Similar rules apply to Dartmoor.

Wild camping etiquette

There are several points to observe to ensure your trip has minimal impact on the surroundings and those around you:

Don’t hang around: It’s good wild camping etiquette to arrive at your camping spot late and leave early. By doing so you’ll avoid passers-by and can be packed away before encountering others.

Never light an open fire: One of the most important rules is to never light an open fire. Anywhere you want to camp can present a high risk of the fire escalating and as such, it’s strongly advised to avoid this at all costs.

Leave no trace: Ensure you don’t disturb the environment more than necessary and take everything with you when leaving. The general rule is – leave the area in exactly the same condition as it was discovered.

Be considerate and camp high: Whenever wild camping it’s important to stay away from settlements and respect the privacy of others. Camping on high ground helps to prevent causing a problem.

Choose the right toilet: We’re all human and the chances are you’ll need to relieve yourself at some point in the night. Whenever toileting, keep 50 metres away from water and dig a six inch hole, covering over with earth when finished. Don’t bury toilet roll or wipes – these will need to be kept with your other rubbish.

How to choose the ideal camping spot

Before embarking on your camping trip, it’s solid advice to first take a look at your chosen destination on a map. This will at least give you a spot to head towards and ensure you’re not trooping around aimlessly.

When reading a map, there are some signs to take notice of:
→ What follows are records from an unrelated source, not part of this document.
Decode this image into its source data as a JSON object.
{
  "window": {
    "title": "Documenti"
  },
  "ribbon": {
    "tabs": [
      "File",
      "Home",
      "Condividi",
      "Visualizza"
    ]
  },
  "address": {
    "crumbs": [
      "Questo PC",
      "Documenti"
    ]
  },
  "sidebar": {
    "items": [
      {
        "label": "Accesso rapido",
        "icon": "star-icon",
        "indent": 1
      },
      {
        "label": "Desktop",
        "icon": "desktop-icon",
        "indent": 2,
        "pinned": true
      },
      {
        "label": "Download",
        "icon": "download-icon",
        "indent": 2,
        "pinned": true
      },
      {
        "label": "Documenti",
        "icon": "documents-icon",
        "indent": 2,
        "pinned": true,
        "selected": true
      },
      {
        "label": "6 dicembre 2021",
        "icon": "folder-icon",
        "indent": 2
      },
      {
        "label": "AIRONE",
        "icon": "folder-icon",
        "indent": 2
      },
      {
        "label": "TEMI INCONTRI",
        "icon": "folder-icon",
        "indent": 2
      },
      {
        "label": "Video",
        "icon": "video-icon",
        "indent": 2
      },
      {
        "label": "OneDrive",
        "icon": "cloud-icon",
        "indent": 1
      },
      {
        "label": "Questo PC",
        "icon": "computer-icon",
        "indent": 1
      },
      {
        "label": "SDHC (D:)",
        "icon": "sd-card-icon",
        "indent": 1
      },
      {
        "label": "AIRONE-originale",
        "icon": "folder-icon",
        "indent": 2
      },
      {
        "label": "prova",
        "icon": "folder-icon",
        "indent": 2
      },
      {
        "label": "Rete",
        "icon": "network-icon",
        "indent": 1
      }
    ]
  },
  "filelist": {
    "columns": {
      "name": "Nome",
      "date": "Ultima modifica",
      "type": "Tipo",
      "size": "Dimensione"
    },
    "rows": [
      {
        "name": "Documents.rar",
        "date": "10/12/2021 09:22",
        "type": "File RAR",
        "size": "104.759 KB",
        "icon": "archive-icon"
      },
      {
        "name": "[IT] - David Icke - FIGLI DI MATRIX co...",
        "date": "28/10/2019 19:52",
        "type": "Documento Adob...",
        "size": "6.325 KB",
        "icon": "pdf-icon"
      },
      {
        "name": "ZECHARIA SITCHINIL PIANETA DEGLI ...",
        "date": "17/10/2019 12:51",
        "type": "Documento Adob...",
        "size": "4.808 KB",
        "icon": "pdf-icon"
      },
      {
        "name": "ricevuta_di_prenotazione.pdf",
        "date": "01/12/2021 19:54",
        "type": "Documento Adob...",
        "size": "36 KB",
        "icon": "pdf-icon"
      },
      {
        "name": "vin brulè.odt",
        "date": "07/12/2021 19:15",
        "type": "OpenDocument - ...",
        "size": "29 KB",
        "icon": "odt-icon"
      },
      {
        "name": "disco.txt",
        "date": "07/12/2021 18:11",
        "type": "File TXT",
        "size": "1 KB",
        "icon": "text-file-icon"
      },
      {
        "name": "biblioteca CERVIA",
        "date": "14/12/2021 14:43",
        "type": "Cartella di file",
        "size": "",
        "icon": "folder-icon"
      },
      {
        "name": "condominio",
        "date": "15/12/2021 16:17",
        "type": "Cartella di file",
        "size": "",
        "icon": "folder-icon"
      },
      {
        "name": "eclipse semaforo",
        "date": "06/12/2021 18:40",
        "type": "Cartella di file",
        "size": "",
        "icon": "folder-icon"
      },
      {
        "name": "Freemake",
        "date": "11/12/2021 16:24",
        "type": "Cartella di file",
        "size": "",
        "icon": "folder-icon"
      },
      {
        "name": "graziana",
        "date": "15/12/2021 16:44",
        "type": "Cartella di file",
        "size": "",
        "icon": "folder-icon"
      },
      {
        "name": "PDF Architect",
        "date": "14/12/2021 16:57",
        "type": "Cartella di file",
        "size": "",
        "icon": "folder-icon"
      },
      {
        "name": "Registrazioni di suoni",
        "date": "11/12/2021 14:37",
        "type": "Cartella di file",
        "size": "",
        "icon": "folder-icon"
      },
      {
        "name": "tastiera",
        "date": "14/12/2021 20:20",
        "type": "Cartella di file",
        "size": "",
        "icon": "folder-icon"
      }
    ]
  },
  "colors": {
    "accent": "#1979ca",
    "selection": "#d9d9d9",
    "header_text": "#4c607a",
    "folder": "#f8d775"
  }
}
Green slashes: On a map these will indicate a bog. Midges are likely to be in the area so pack DEET and a net if you plan on travelling to this location.

Blue lines: As you will probably know, these are rivers. Larger blue areas will signify a lake. It makes sense to camp nearby to natural water so you don’t have to carry drinking and cooking water with you. Just remember to boil first before consuming.

Broken lines: If a broken line is present on a map it often shows paths and tracks. Wild campers should avoid pitching up near these, so stay out of sight.

Wobbly black clusters: On a map these will indicate corries or crags. If you locate a pattern in the shape of a C, aim for these and you’ll be shielded from high wind.

How To Leave No Trace

The motto of green wild camping says all there is to know about its premise; “Take nothing but pictures. Leave nothing but footprints.” Essentially, it’s all about leaving as little trace as possible that you’ve been at the site and as such, have no lasting impact on the environment.

Wild camping started as just an eco-friendly trend, but has recently become increasingly popular. As more campers find themselves in the wilderness, the ‘leave no trace’ motto has become ever important to preserve and protect these vital areas.

There are seven key principles to familiarise yourself with and adopt on your next wild camping experience.

1. Plan Ahead and Prepare: Preparation should be a key component of any trip, but particularly when camping. Use a map and familiarise yourself with the area, find out if there are any specific rules for hikers and campers, and only travel in small groups.

2. Avoid disrupting the land: It’s advised to camp only on durable lands, which would mean trails and campsites. Try to avoid creating a new path or campsite, which would disrupt the purity of the land.

3. Properly dispose of waste: Take home everything you bring away with you, including all rubbish. You should also bury human waste properly, in a hole between 6 and 8 inches deep and 50 metres from water.

4. Leave what you find: You should leave everything you find onsite, including rocks and plants. No matter how attractive you find it or how well it’d go in your living room, leave it behind!

5. No campfires: You should never light an exposed fire when camping in the wild. Instead, use specialist stoves to cook your food.

6. Respect the wildlife: Leave all wildlife alone. This not only protects the environment but also ensures your safety. Don’t leave food around for animals and never feed them.

7. Consider others: Respect fellow campers and hikers by not creating too much noise, and by yielding to them on a trail. Let everyone else enjoy the environment as you are.

Protecting The Environment